I would love to be able to reach this level and standard of work one day but I think there’s a lot more work involved to get there as well as the fact it is a very unique style. But rather than actually having and using this style, I’d love to be able to create the level of definition within his characters and worlds. There’s so much narrative within his images and so much going on, you really want to just stare at the drawings for ages just to see how the lines and colours are formed.
He really keeps to his heritage with the style of imagery and the delicate colours and painting sort of style.
The ‘maze girl’ one is one of my favourite images from James Jean at the moment. It captures so much emotion within just the stance of the girl, even though you don’t even see her face you get a sense of how she feels. The body posture in which she’s having to hold the, what seems delicate but intricate, maze wheel behind her back. It’s almost like symbolising that it’s not so easy to move forward, it’s even more expressed with the boy ahead easily rolling the wheel along as the old game is. Her posture and the fact you can see her very small eye lashes brushing down and her head orientation tell you a lot about how she’s feeling. The composition in which she is in the middle, means that she’s the main focus but then gives the maze wheel the full face to the audience.

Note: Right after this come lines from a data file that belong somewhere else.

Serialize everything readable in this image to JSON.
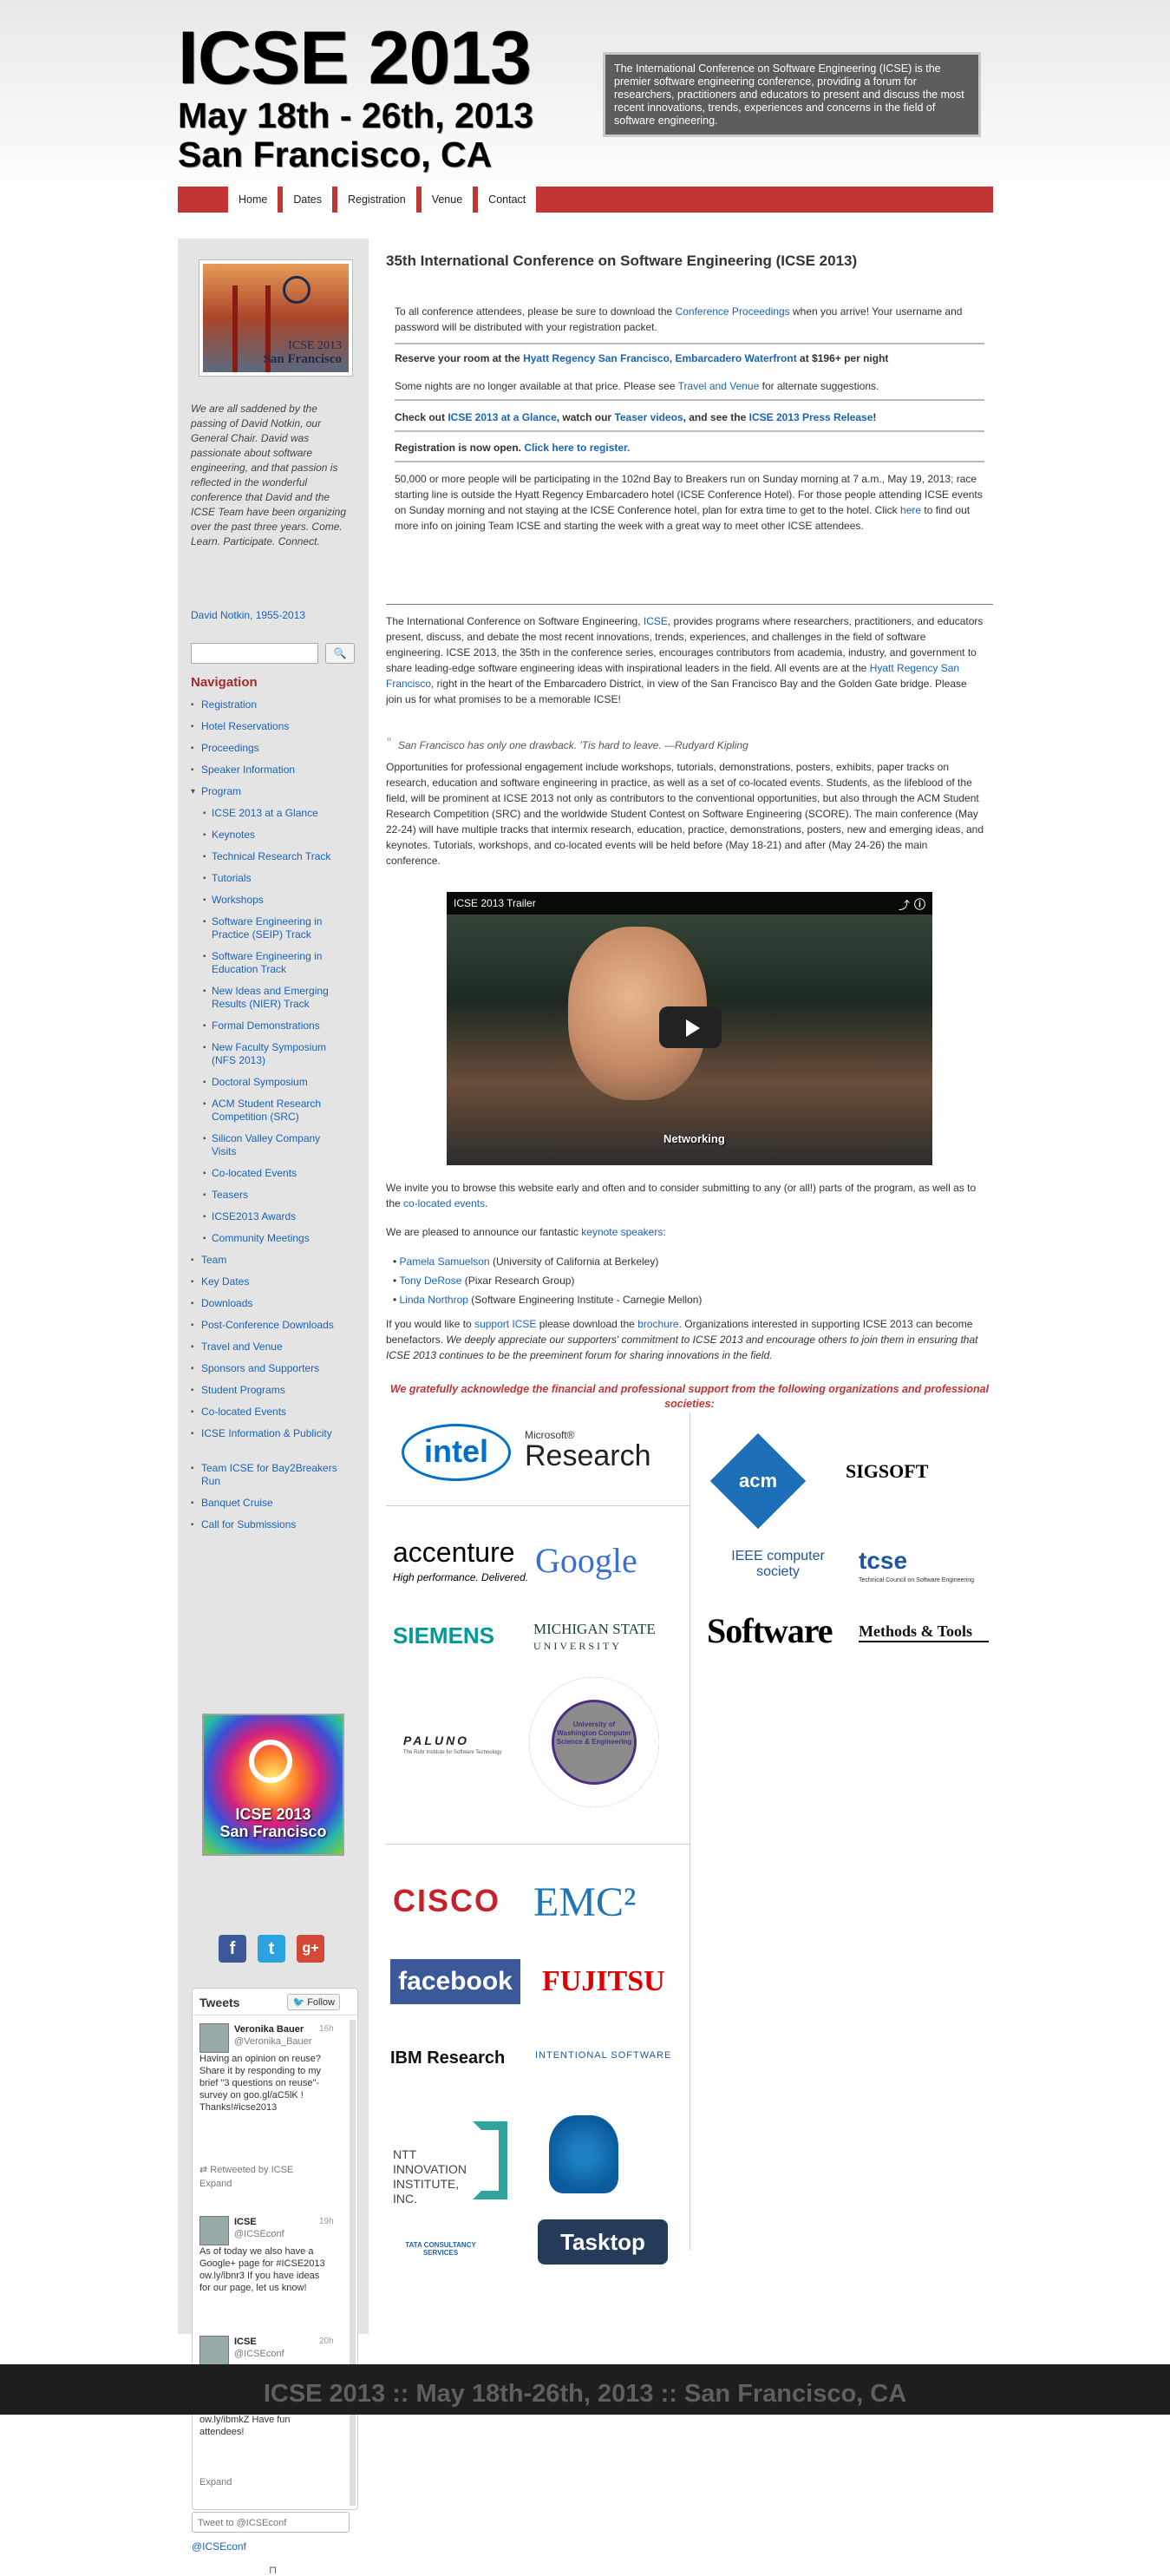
{
  "header": {
    "title": "ICSE 2013",
    "dates": "May 18th - 26th, 2013",
    "location": "San Francisco, CA",
    "intro": "The International Conference on Software Engineering (ICSE) is the premier software engineering conference, providing a forum for researchers, practitioners and educators to present and discuss the most recent innovations, trends, experiences and concerns in the field of software engineering."
  },
  "nav": [
    "Home",
    "Dates",
    "Registration",
    "Venue",
    "Contact"
  ],
  "sidebar": {
    "logo_line1": "ICSE 2013",
    "logo_line2": "San Francisco",
    "memorial": "We are all saddened by the passing of David Notkin, our General Chair. David was passionate about software engineering, and that passion is reflected in the wonderful conference that David and the ICSE Team have been organizing over the past three years. Come. Learn. Participate. Connect.",
    "notkin_link": "David Notkin, 1955-2013",
    "search_button": "🔍",
    "nav_heading": "Navigation",
    "nav_items": [
      {
        "label": "Registration",
        "level": 0,
        "bullet": "▪"
      },
      {
        "label": "Hotel Reservations",
        "level": 0,
        "bullet": "▪"
      },
      {
        "label": "Proceedings",
        "level": 0,
        "bullet": "▪"
      },
      {
        "label": "Speaker Information",
        "level": 0,
        "bullet": "▪"
      },
      {
        "label": "Program",
        "level": 0,
        "bullet": "▾"
      },
      {
        "label": "ICSE 2013 at a Glance",
        "level": 1,
        "bullet": "▪"
      },
      {
        "label": "Keynotes",
        "level": 1,
        "bullet": "▪"
      },
      {
        "label": "Technical Research Track",
        "level": 1,
        "bullet": "▪"
      },
      {
        "label": "Tutorials",
        "level": 1,
        "bullet": "▪"
      },
      {
        "label": "Workshops",
        "level": 1,
        "bullet": "▪"
      },
      {
        "label": "Software Engineering in Practice (SEIP) Track",
        "level": 1,
        "bullet": "▪"
      },
      {
        "label": "Software Engineering in Education Track",
        "level": 1,
        "bullet": "▪"
      },
      {
        "label": "New Ideas and Emerging Results (NIER) Track",
        "level": 1,
        "bullet": "▪"
      },
      {
        "label": "Formal Demonstrations",
        "level": 1,
        "bullet": "▪"
      },
      {
        "label": "New Faculty Symposium (NFS 2013)",
        "level": 1,
        "bullet": "▪"
      },
      {
        "label": "Doctoral Symposium",
        "level": 1,
        "bullet": "▪"
      },
      {
        "label": "ACM Student Research Competition (SRC)",
        "level": 1,
        "bullet": "▪"
      },
      {
        "label": "Silicon Valley Company Visits",
        "level": 1,
        "bullet": "▪"
      },
      {
        "label": "Co-located Events",
        "level": 1,
        "bullet": "▪"
      },
      {
        "label": "Teasers",
        "level": 1,
        "bullet": "▪"
      },
      {
        "label": "ICSE2013 Awards",
        "level": 1,
        "bullet": "▪"
      },
      {
        "label": "Community Meetings",
        "level": 1,
        "bullet": "▪"
      },
      {
        "label": "Team",
        "level": 0,
        "bullet": "▪"
      },
      {
        "label": "Key Dates",
        "level": 0,
        "bullet": "▪"
      },
      {
        "label": "Downloads",
        "level": 0,
        "bullet": "▪"
      },
      {
        "label": "Post-Conference Downloads",
        "level": 0,
        "bullet": "▪"
      },
      {
        "label": "Travel and Venue",
        "level": 0,
        "bullet": "▪"
      },
      {
        "label": "Sponsors and Supporters",
        "level": 0,
        "bullet": "▪"
      },
      {
        "label": "Student Programs",
        "level": 0,
        "bullet": "▪"
      },
      {
        "label": "Co-located Events",
        "level": 0,
        "bullet": "▪"
      },
      {
        "label": "ICSE Information & Publicity",
        "level": 0,
        "bullet": "▪"
      },
      {
        "label": "Team ICSE for Bay2Breakers Run",
        "level": 0,
        "bullet": "▪"
      },
      {
        "label": "Banquet Cruise",
        "level": 0,
        "bullet": "▪"
      },
      {
        "label": "Call for Submissions",
        "level": 0,
        "bullet": "▪"
      }
    ],
    "badge_line1": "ICSE 2013",
    "badge_line2": "San Francisco",
    "social": [
      {
        "icon": "facebook-icon",
        "glyph": "f",
        "color": "#3b5998"
      },
      {
        "icon": "twitter-icon",
        "glyph": "t",
        "color": "#2aa3de"
      },
      {
        "icon": "google-plus-icon",
        "glyph": "g+",
        "color": "#d34836"
      }
    ],
    "tweets_title": "Tweets",
    "follow_label": "🐦 Follow",
    "tweets": [
      {
        "name": "Veronika Bauer",
        "handle": "@Veronika_Bauer",
        "time": "16h",
        "body": "Having an opinion on reuse? Share it by responding to my brief \"3 questions on reuse\"-survey on goo.gl/aC5lK ! Thanks!#icse2013",
        "meta": "⇄ Retweeted by ICSE",
        "expand": "Expand"
      },
      {
        "name": "ICSE",
        "handle": "@ICSEconf",
        "time": "19h",
        "body": "As of today we also have a Google+ page for #ICSE2013 ow.ly/ibnr3 If you have ideas for our page, let us know!",
        "meta": "",
        "expand": ""
      },
      {
        "name": "ICSE",
        "handle": "@ICSEconf",
        "time": "20h",
        "body": "ICSE Workshop today: #AST2013, #MiSE13, ASSURE (hash tag unknown), #IWSC13 and #LIVE2013 ow.ly/ibmkZ Have fun attendees!",
        "meta": "",
        "expand": "Expand"
      }
    ],
    "compose_placeholder": "Tweet to @ICSEconf",
    "twitter_link": "@ICSEconf",
    "end_mark": "⊓"
  },
  "main": {
    "title": "35th International Conference on Software Engineering (ICSE 2013)",
    "proceedings_pre": "To all conference attendees, please be sure to download the ",
    "proceedings_link": "Conference Proceedings",
    "proceedings_post": " when you arrive! Your username and password will be distributed with your registration packet.",
    "hotel_pre": "Reserve your room at the ",
    "hotel_link": "Hyatt Regency San Francisco, Embarcadero Waterfront",
    "hotel_post": " at $196+ per night",
    "hotel_note_pre": "Some nights are no longer available at that price. Please see ",
    "hotel_note_link": "Travel and Venue",
    "hotel_note_post": " for alternate suggestions.",
    "glance_pre": "Check out ",
    "glance_link1": "ICSE 2013 at a Glance",
    "glance_mid1": ", watch our ",
    "glance_link2": "Teaser videos",
    "glance_mid2": ", and see the ",
    "glance_link3": "ICSE 2013 Press Release",
    "glance_post": "!",
    "reg_pre": "Registration is now open. ",
    "reg_link": "Click here to register.",
    "b2b": "50,000 or more people will be participating in the 102nd Bay to Breakers run on Sunday morning at 7 a.m., May 19, 2013; race starting line is outside the Hyatt Regency Embarcadero hotel (ICSE Conference Hotel). For those people attending ICSE events on Sunday morning and not staying at the ICSE Conference hotel, plan for extra time to get to the hotel. Click ",
    "b2b_link": "here",
    "b2b_post": " to find out more info on joining Team ICSE and starting the week with a great way to meet other ICSE attendees.",
    "intro_pre": "The International Conference on Software Engineering, ",
    "intro_link1": "ICSE",
    "intro_mid": ", provides programs where researchers, practitioners, and educators present, discuss, and debate the most recent innovations, trends, experiences, and challenges in the field of software engineering. ICSE 2013, the 35th in the conference series, encourages contributors from academia, industry, and government to share leading-edge software engineering ideas with inspirational leaders in the field.  All events are at the ",
    "intro_link2": "Hyatt Regency San Francisco",
    "intro_post": ", right in the heart of the Embarcadero District, in view of the San Francisco Bay and the Golden Gate bridge.  Please join us for what promises to be a memorable ICSE!",
    "quote": "San Francisco has only one drawback. 'Tis hard to leave. —Rudyard Kipling",
    "opportunities": "Opportunities for professional engagement include workshops, tutorials, demonstrations, posters, exhibits, paper tracks on research, education and software engineering in practice, as well as a set of co-located events.  Students, as the lifeblood of the field, will be prominent at ICSE 2013 not only as contributors to the conventional opportunities, but also through the ACM Student Research Competition (SRC) and the worldwide Student Contest on Software Engineering (SCORE).  The main conference (May 22-24) will have multiple tracks that intermix research, education, practice, demonstrations, posters, new and emerging ideas, and keynotes. Tutorials, workshops, and co-located events will be held before (May 18-21) and after (May 24-26) the main conference.",
    "video_title": "ICSE 2013 Trailer",
    "video_caption": "Networking",
    "invite_pre": "We invite you to browse this website early and often and to consider submitting to any (or all!) parts of the program, as well as to the ",
    "invite_link": "co-located events",
    "invite_post": ".",
    "keynote_pre": "We are pleased to announce our fantastic ",
    "keynote_link": "keynote speakers",
    "keynote_post": ":",
    "speakers": [
      {
        "name": "Pamela Samuelson",
        "affil": " (University of California at Berkeley)"
      },
      {
        "name": "Tony DeRose",
        "affil": " (Pixar Research Group)"
      },
      {
        "name": "Linda Northrop",
        "affil": " (Software Engineering Institute - Carnegie Mellon)"
      }
    ],
    "support_pre": "If you would like to ",
    "support_link1": "support ICSE",
    "support_mid": " please download the ",
    "support_link2": "brochure",
    "support_post": ". Organizations interested in supporting ICSE 2013 can become benefactors. ",
    "support_italic": " We deeply appreciate our supporters' commitment to ICSE 2013 and encourage others to join them in ensuring that ICSE 2013 continues to be the preeminent forum for sharing innovations in the field.",
    "ack": "We gratefully acknowledge the financial and professional support from the following organizations and professional societies:"
  },
  "sponsors": {
    "intel": "intel",
    "msr_top": "Microsoft®",
    "msr_bottom": "Research",
    "accenture": "accenture",
    "accenture_tag": "High performance. Delivered.",
    "google": "Google",
    "siemens": "SIEMENS",
    "msu_top": "MICHIGAN STATE",
    "msu_bottom": "UNIVERSITY",
    "paluno": "PALUNO",
    "paluno_sub": "The Ruhr Institute for Software Technology",
    "uw": "University of Washington Computer Science & Engineering",
    "cisco": "CISCO",
    "emc": "EMC²",
    "facebook": "facebook",
    "fujitsu": "FUJITSU",
    "ibm": "IBM Research",
    "intentional": "INTENTIONAL SOFTWARE",
    "ntt": "NTT INNOVATION INSTITUTE, INC.",
    "tata": "TATA CONSULTANCY SERVICES",
    "tasktop": "Tasktop",
    "acm": "acm",
    "sigsoft": "SIGSOFT",
    "ieee": "IEEE computer society",
    "tcse": "tcse",
    "tcse_sub": "Technical Council on Software Engineering",
    "software": "Software",
    "methods": "Methods & Tools"
  },
  "footer": "ICSE 2013 :: May 18th-26th, 2013 :: San Francisco, CA"
}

It’s something that I’ve looked and some what mentioned before about the look of the character and remember how much the posture, curves and layout all effect the emotions conveyed.